It is not the first time Rosatom has been targeted by anonymous whistleblowers. In December 2009 the web site ProAtom.ru published an anonymous letter detailing alleged corruption in the construction of the new Novovoronezh nuclear plant.
And a former Rosatom employee who approached The Moscow Times claimed that such corner-cutting was endemic throughout the nuclear complex and that a serious nuclear disaster as a result was a real possibility.
The source said a faulty water pump at the Kalinin nuclear plant in the Tver region was not replaced.
He said he witnessed the failure of a pump at the station's new Reactor Unit 3, which occurred because of a lack of lubricating oil while the unit was under construction in 2004 and 2005.
Instead of replacing it, the management did the paperwork to suggest a new pump had been acquired and installed. In reality, he said, the damaged pump was simply removed, driven around the site and reinstalled.
Water pump failure was a key cause of the Fukushima nuclear disaster.
The source, who says he worked on the construction of the Kalinin and other power plants between 2003 and 2007, would only speak anonymously and was unable to provide documentary proof of his story.
Rosatom said it could not comment on the individual case, but said it has a hotline on which anyone can report allegations of corruption within the company. A spokesman offered to pass the allegations on to the department that verifies such claims.
"Rosatom is very often accused of corruption by those who for one reason or another have failed to make it through the procedure for a tender or have lost because of inflated prices," a spokesman said.
But while Rosatom blames unscrupulous business partners, environmentalists say a lack of oversight makes it impossible to tell whether the firm is telling the truth.
Vladimir Slivyak, co-chairman of the EcoDefense environmental group, said the story from Mayak tallied with rumors that have been coming out of the industry for years.
"The biggest problem seems to be with new construction," he said. "That's where the greatest opportunities for pocketing money are."

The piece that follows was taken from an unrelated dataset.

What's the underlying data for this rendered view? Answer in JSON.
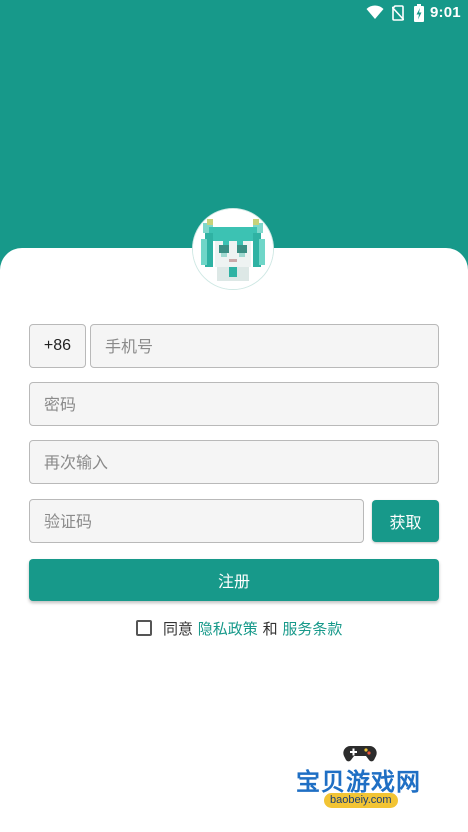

"It's almost impossible for us to verify what is going on; perhaps it is simply a business dispute. But without an independent watchdog it is impossible to tell."
The nuclear industry is technically overseen by a department of Rostekhnadzor, the Federal Service for Environmental, Technological and Atomic Inspection. But environmentalists say it has lost its teeth since being subsumed into the Natural Resources and Environment Ministry in 2008.
"Formally, they are responsible for ensuring safety. In practice, Rosatom is essentially self-regulating," Slivyak said. "And that's the main problem."
A report produced by Transparency International and EcoDefense in November found multiple violations of procurement standards in 40 percent of 200 procurement deals studied, and found the company's practices were effectively unregulated.
Rosatom at the time rejected the findings.
Bulat Nigmatulin, a former deputy atomic energy minister who has long positioned himself as a critic of the current Rosatom management, said only an independent inquiry could settle the matter.
"It could be nothing; but the problem is, at the moment, we only have Rosatom's word for it," he said. "There should be a public commission, including members of Federal Service for Environmental, Technological and Atomic Inspection and the FSB, to investigate the claims. And if they find any evidence of wrongdoing, there should be criminal prosecution," he said by telephone.
"If the commission found nothing, then I would believe them. But the main thing is that everything should be public," he said.